There are few figures in modern American political history who have proven more disliked than George W. Bush’s vice president, Dick Cheney. Even amid our present highly divided times, there are plenty of people still cheering President Trump passionately onward at his rallies — but Cheney attained an almost unique level of disdain from the public and fear from those who had to deal with him in the corridors of power.
The new film “Vice” tries to make sense of his life and career, and to do so in an entertaining way rather than via a dry historical biopic. The elements are there to make this a truly special movie, with Christian Bale packing on pounds and the right level of makeup to literally immerse himself in the role of Cheney, and Amy Adams even more stunning in her complete ability to look like Cheney’s powerful wife, Lynne.
Add in Steve Carell playing Bush Defense Secretary Donald Rumsfeld as a hard-charging, profane doofus and Sam Rockwell playing W himself as a jovial redneck who allowed Cheney to pull the strings, and you’ve got a cast loaded with Oscar nominees and winners. With Adam McKay co-writing and taking the helm after winning a Best Adapted Screenplay Oscar for his prior film “The Big Short,” which made the impossibly complex details of the 2008 US housing crisis relatable, “Vice” might seem like another zeitgeist-hitting, can’t-miss proposition.
Sadly, however, it misses the mark in some ways. Full disclosure: I’m generally a Republican, but have utter contempt for the records of both Bush presidents and even less respect for Cheney. I’ll spare everyone the details of why because basically I hated everything they ever “accomplished” in office.
That said, a film that utilizes Oscar-caliber talent should at least make an attempt to portray its events with accuracy. The film opens with a written statement admitting that Cheney is one of the most private political figures in the modern era, but that the filmmakers tried their “f—ing best” to tell his story.
Such immediate flippancy and its admission that they didn’t manage to get large swaths of Dick Cheney’s life vetted fully reveals that this is way too much of a stacked deck. The fact that Cheney had a 13 percent approval rating when he left office in 2009 should indicate that there was plenty of verifiable life stories to work with in bashing the guy.
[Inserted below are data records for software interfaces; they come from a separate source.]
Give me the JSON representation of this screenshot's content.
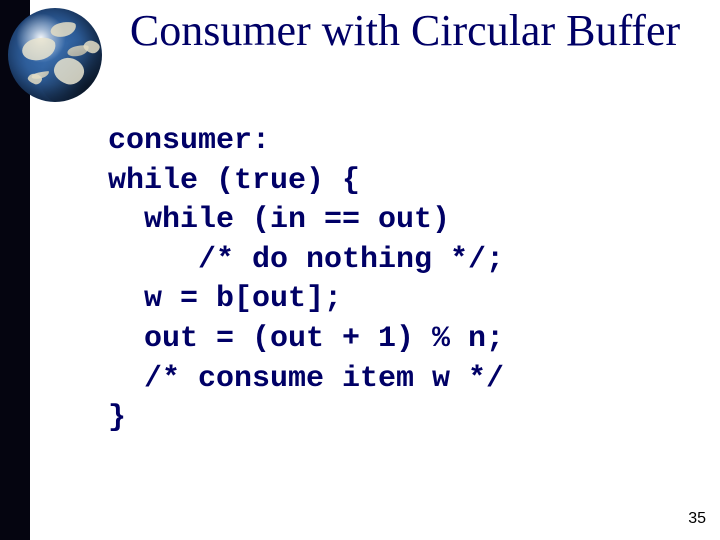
{
  "title": "Consumer with Circular Buffer",
  "code_lines": [
    "consumer:",
    "while (true) {",
    "  while (in == out)",
    "     /* do nothing */;",
    "  w = b[out];",
    "  out = (out + 1) % n;",
    "  /* consume item w */",
    "}"
  ],
  "page_number": "35"
}
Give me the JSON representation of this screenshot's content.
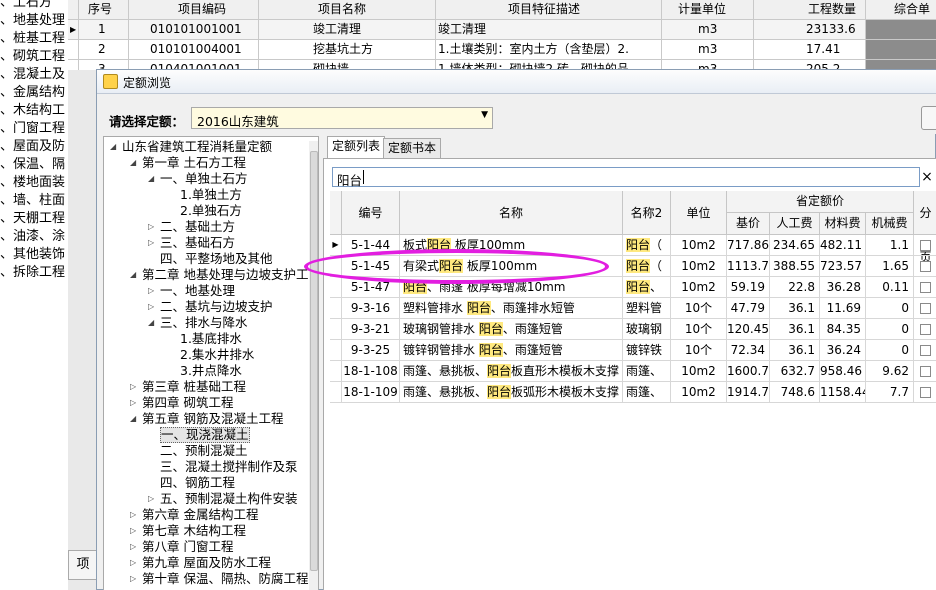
{
  "left_list": [
    "、土石方",
    "、地基处理",
    "、桩基工程",
    "、砌筑工程",
    "、混凝土及",
    "、金属结构",
    "、木结构工",
    "、门窗工程",
    "、屋面及防",
    "、保温、隔",
    "、楼地面装",
    "、墙、柱面",
    "、天棚工程",
    "、油漆、涂",
    "、其他装饰",
    "、拆除工程"
  ],
  "bg_table": {
    "headers": [
      "序号",
      "项目编码",
      "项目名称",
      "项目特征描述",
      "计量单位",
      "工程数量",
      "综合单"
    ],
    "rows": [
      {
        "no": "1",
        "code": "010101001001",
        "name": "竣工清理",
        "desc": "竣工清理",
        "unit": "m3",
        "qty": "23133.6"
      },
      {
        "no": "2",
        "code": "010101004001",
        "name": "挖基坑土方",
        "desc": "1.土壤类别：室内土方（含垫层）2.",
        "unit": "m3",
        "qty": "17.41"
      },
      {
        "no": "3",
        "code": "010401001001",
        "name": "砌块墙",
        "desc": "1.墙体类型：砌块墙2.砖、砌块的品",
        "unit": "m3",
        "qty": "205.2"
      }
    ],
    "row4_fragment": "1.墙体类型：砌块..."
  },
  "left_bottom_label": "项",
  "dialog": {
    "title": "定额浏览",
    "select_label": "请选择定额：",
    "select_value": "2016山东建筑",
    "tabs": [
      "定额列表",
      "定额书本"
    ],
    "search_value": "阳台",
    "search_close": "×"
  },
  "tree": [
    {
      "label": "山东省建筑工程消耗量定额",
      "level": 0,
      "arrow": "◢"
    },
    {
      "label": "第一章 土石方工程",
      "level": 1,
      "arrow": "◢"
    },
    {
      "label": "一、单独土石方",
      "level": 2,
      "arrow": "◢"
    },
    {
      "label": "1.单独土方",
      "level": 3,
      "arrow": ""
    },
    {
      "label": "2.单独石方",
      "level": 3,
      "arrow": ""
    },
    {
      "label": "二、基础土方",
      "level": 2,
      "arrow": "▷"
    },
    {
      "label": "三、基础石方",
      "level": 2,
      "arrow": "▷"
    },
    {
      "label": "四、平整场地及其他",
      "level": 2,
      "arrow": ""
    },
    {
      "label": "第二章 地基处理与边坡支护工",
      "level": 1,
      "arrow": "◢"
    },
    {
      "label": "一、地基处理",
      "level": 2,
      "arrow": "▷"
    },
    {
      "label": "二、基坑与边坡支护",
      "level": 2,
      "arrow": "▷"
    },
    {
      "label": "三、排水与降水",
      "level": 2,
      "arrow": "◢"
    },
    {
      "label": "1.基底排水",
      "level": 3,
      "arrow": ""
    },
    {
      "label": "2.集水井排水",
      "level": 3,
      "arrow": ""
    },
    {
      "label": "3.井点降水",
      "level": 3,
      "arrow": ""
    },
    {
      "label": "第三章 桩基础工程",
      "level": 1,
      "arrow": "▷"
    },
    {
      "label": "第四章 砌筑工程",
      "level": 1,
      "arrow": "▷"
    },
    {
      "label": "第五章 钢筋及混凝土工程",
      "level": 1,
      "arrow": "◢"
    },
    {
      "label": "一、现浇混凝土",
      "level": 2,
      "arrow": "",
      "selected": true
    },
    {
      "label": "二、预制混凝土",
      "level": 2,
      "arrow": ""
    },
    {
      "label": "三、混凝土搅拌制作及泵",
      "level": 2,
      "arrow": ""
    },
    {
      "label": "四、钢筋工程",
      "level": 2,
      "arrow": ""
    },
    {
      "label": "五、预制混凝土构件安装",
      "level": 2,
      "arrow": "▷"
    },
    {
      "label": "第六章 金属结构工程",
      "level": 1,
      "arrow": "▷"
    },
    {
      "label": "第七章 木结构工程",
      "level": 1,
      "arrow": "▷"
    },
    {
      "label": "第八章 门窗工程",
      "level": 1,
      "arrow": "▷"
    },
    {
      "label": "第九章 屋面及防水工程",
      "level": 1,
      "arrow": "▷"
    },
    {
      "label": "第十章 保温、隔热、防腐工程",
      "level": 1,
      "arrow": "▷"
    }
  ],
  "grid": {
    "headers": {
      "code": "编号",
      "name": "名称",
      "name2": "名称2",
      "unit": "单位",
      "group": "省定额价",
      "base": "基价",
      "labor": "人工费",
      "material": "材料费",
      "machine": "机械费",
      "split": "分页"
    },
    "rows": [
      {
        "code": "5-1-44",
        "name_pre": "板式",
        "name_hl": "阳台",
        "name_post": " 板厚100mm",
        "name2_hl": "阳台",
        "name2_post": "（",
        "unit": "10m2",
        "base": "717.86",
        "labor": "234.65",
        "material": "482.11",
        "machine": "1.1",
        "current": true
      },
      {
        "code": "5-1-45",
        "name_pre": "有梁式",
        "name_hl": "阳台",
        "name_post": " 板厚100mm",
        "name2_hl": "阳台",
        "name2_post": "（",
        "unit": "10m2",
        "base": "1113.77",
        "labor": "388.55",
        "material": "723.57",
        "machine": "1.65"
      },
      {
        "code": "5-1-47",
        "name_pre": "",
        "name_hl": "阳台",
        "name_post": "、雨篷 板厚每增减10mm",
        "name2_hl": "阳台",
        "name2_post": "、",
        "unit": "10m2",
        "base": "59.19",
        "labor": "22.8",
        "material": "36.28",
        "machine": "0.11"
      },
      {
        "code": "9-3-16",
        "name_pre": "塑料管排水 ",
        "name_hl": "阳台",
        "name_post": "、雨篷排水短管",
        "name2_hl": "",
        "name2_post": "塑料管",
        "unit": "10个",
        "base": "47.79",
        "labor": "36.1",
        "material": "11.69",
        "machine": "0"
      },
      {
        "code": "9-3-21",
        "name_pre": "玻璃钢管排水 ",
        "name_hl": "阳台",
        "name_post": "、雨篷短管",
        "name2_hl": "",
        "name2_post": "玻璃钢",
        "unit": "10个",
        "base": "120.45",
        "labor": "36.1",
        "material": "84.35",
        "machine": "0"
      },
      {
        "code": "9-3-25",
        "name_pre": "镀锌钢管排水 ",
        "name_hl": "阳台",
        "name_post": "、雨篷短管",
        "name2_hl": "",
        "name2_post": "镀锌铁",
        "unit": "10个",
        "base": "72.34",
        "labor": "36.1",
        "material": "36.24",
        "machine": "0"
      },
      {
        "code": "18-1-108",
        "name_pre": "雨篷、悬挑板、",
        "name_hl": "阳台",
        "name_post": "板直形木模板木支撑",
        "name2_hl": "",
        "name2_post": "雨篷、",
        "unit": "10m2",
        "base": "1600.78",
        "labor": "632.7",
        "material": "958.46",
        "machine": "9.62"
      },
      {
        "code": "18-1-109",
        "name_pre": "雨篷、悬挑板、",
        "name_hl": "阳台",
        "name_post": "板弧形木模板木支撑",
        "name2_hl": "",
        "name2_post": "雨篷、",
        "unit": "10m2",
        "base": "1914.74",
        "labor": "748.6",
        "material": "1158.44",
        "machine": "7.7"
      }
    ]
  },
  "colors": {
    "highlight": "#ffe97f",
    "annotation": "#e21ee0"
  }
}
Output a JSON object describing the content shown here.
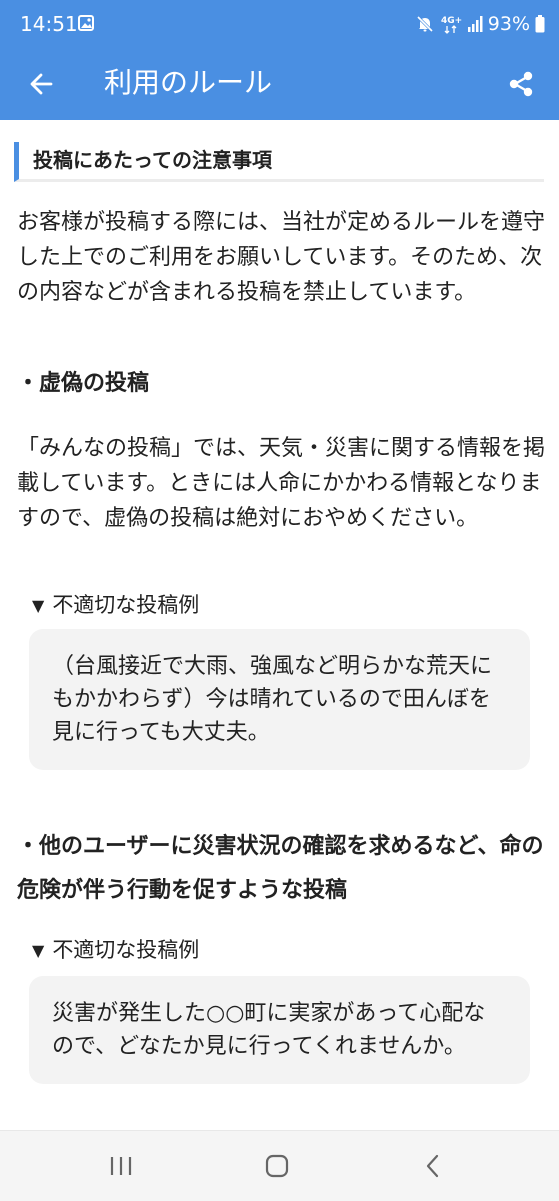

The movie opens with a depiction of Cheney as a hell-raising heavy drinker who was kicked out of Yale for partying more than studying. After his second DUI arrest, his wife Lynne demands that he get sober and focused and make something of himself, and it’s a challenge he takes to heart.
He’s next seen as a member of a House internship program in Washington, DC where he sees Rumsfeld as a young and brash congressman and decides he’ll hitch himself to his wagon on the road to success. Cheney is depicted as a blank slate here, a man driven by power more than principle. While that might seem logical considering the craven way he pushed for the Iraq and Afghanistan wars while profiting from his role in the defense contractor Halliburton, he has long and widely been considered a highly passionate ideologue in reality.
Much of the film plays like a “greatest hits” (or rather, worst moments) version of Cheney’s career, showing how he rose to become the most power-mongering vice president in history. the power level that led George W. Bush to ask him to select his vice president and then put himself in the position. McKay uses a lot of inventive techniques to keep it funny and engaging, even pretending to roll the end credits halfway through the film when a rare moment of decency from Cheney might have afforded a happy ending in a more conventionally made film.
But when McKay throws in a completely shocking surprise about the film’s narrator, it might play funny for that moment but stops the movie cold and makes viewers realize once again that this is a highly subjective pastiche of agitprop rather than a remotely fair depiction of a very flawed man. When he adds a grim montage of terrible moments from the Obama and Trump tenures that followed Cheney’s time in office, implying that his terrible track record from 2001 to 2009 is at fault for what two completely different subsequent administrations had done, the pile-on becomes ridiculous.
But if you are a politics junkie like me, this is the only game in town right now for a smart satire and definitely entertaining. If you’re not really into politics, this isn’t a must-see and you’ll probably enjoy any number of other films out now.
Looking at this and McKay’s slate of upcoming projects, it appears that the guy who used to focus on giving America big laughs in the “Anchorman” movies, “Talladega Nights,” “Step Brothers” and “The Other Guys” has fallen victim to the all-too-frequent and sad internal call of comedic auteurs to Say Something Important. He would do well to check out Preston Sturges’ classic “Sullivan’s Travels” and get back to making America laugh again.